Certain critical safety mechanisms, although visually inspected, are not necessarily physically tested to prove functionality, as it is considered that the extreme event they protect against, if replicated, may cause significant damage to the installation. However, such critical mechanisms are often an essential last resort device, safeguarding lift users, and their correct function should be verified. This is a dilemma faced by many inspection organisations, who would call for testing as a final measure when they have identified issues of concern and exhausted all other means of verification. However, at some point in time in the life of a lift, such critical safety mechanisms must be verified as being set correctly and able to function satisfactorily. The manoeuvring of physical loads, to facilitate such testing and simulate the design load case, can not only be logistically difficult but potentially damaging to the fabric of a lift. As such, tried and trusted inspection techniques have not necessarily followed lift technology development.

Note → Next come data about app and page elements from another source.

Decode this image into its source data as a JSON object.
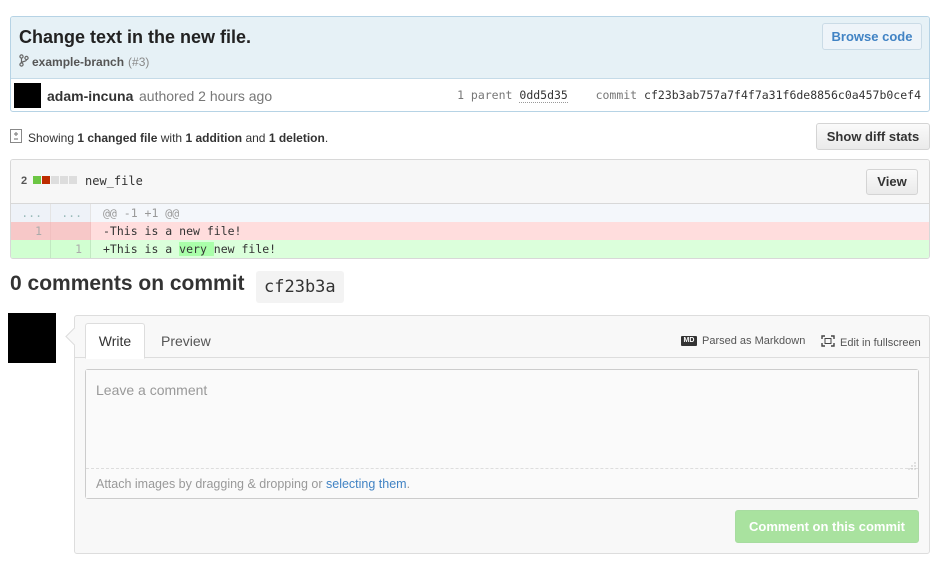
{
  "commit": {
    "title": "Change text in the new file.",
    "branch": "example-branch",
    "pr": "(#3)",
    "browse_label": "Browse code",
    "author": "adam-incuna",
    "authored": "authored 2 hours ago",
    "parent_label": "1 parent",
    "parent_sha": "0dd5d35",
    "commit_label": "commit",
    "commit_sha": "cf23b3ab757a7f4f7a31f6de8856c0a457b0cef4"
  },
  "stats": {
    "prefix": "Showing",
    "files": "1 changed file",
    "with": "with",
    "additions": "1 addition",
    "and": "and",
    "deletions": "1 deletion",
    "period": ".",
    "show_diff_stats": "Show diff stats"
  },
  "file": {
    "change_count": "2",
    "name": "new_file",
    "view_label": "View",
    "hunk_old_ln": "...",
    "hunk_new_ln": "...",
    "hunk": "@@ -1 +1 @@",
    "deleted_ln": "1",
    "deleted_line": "-This is a new file!",
    "added_ln": "1",
    "added_prefix": "+This is a ",
    "added_highlight": "very ",
    "added_suffix": "new file!"
  },
  "comments": {
    "heading": "0 comments on commit",
    "short_sha": "cf23b3a"
  },
  "form": {
    "tab_write": "Write",
    "tab_preview": "Preview",
    "markdown_icon": "MD",
    "markdown_hint": "Parsed as Markdown",
    "fullscreen_hint": "Edit in fullscreen",
    "placeholder": "Leave a comment",
    "attach_text": "Attach images by dragging & dropping or ",
    "attach_link": "selecting them",
    "attach_end": ".",
    "submit": "Comment on this commit"
  },
  "colors": {
    "accent_link": "#4183c4",
    "diff_added": "#dbffdb",
    "diff_deleted": "#ffdddd",
    "submit_disabled": "#a9e29f"
  }
}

Technological developments in lift testing have resulted in proven systems being available which can be used to test certain safety critical mechanisms of in-service lifts. These systems provide data which can be interpolated to simulate extreme event loading conditions without either the logistical difficulties of supplying and manoeuvring physical loads or having the potential to induce damage into an installation, due to severe load application. Undertaking tests in such a non-destructive manner would not only avoid damage to any given lift installation but would also enhance the inspection process.

The verification of the correct setting and function of safety critical mechanisms is an essential part of the inspection of an in-service lift. In order to enhance an inspection regime then consideration should be given by an inspection organisation to the application of suitable and sufficient testing. Where the inspection organisation deems it necessary to supplement any lift inspection with testing to verify the integrity of a safety critical mechanism then simulated tests, utilising internationally proven systems should be considered as being suitable and satisfactory.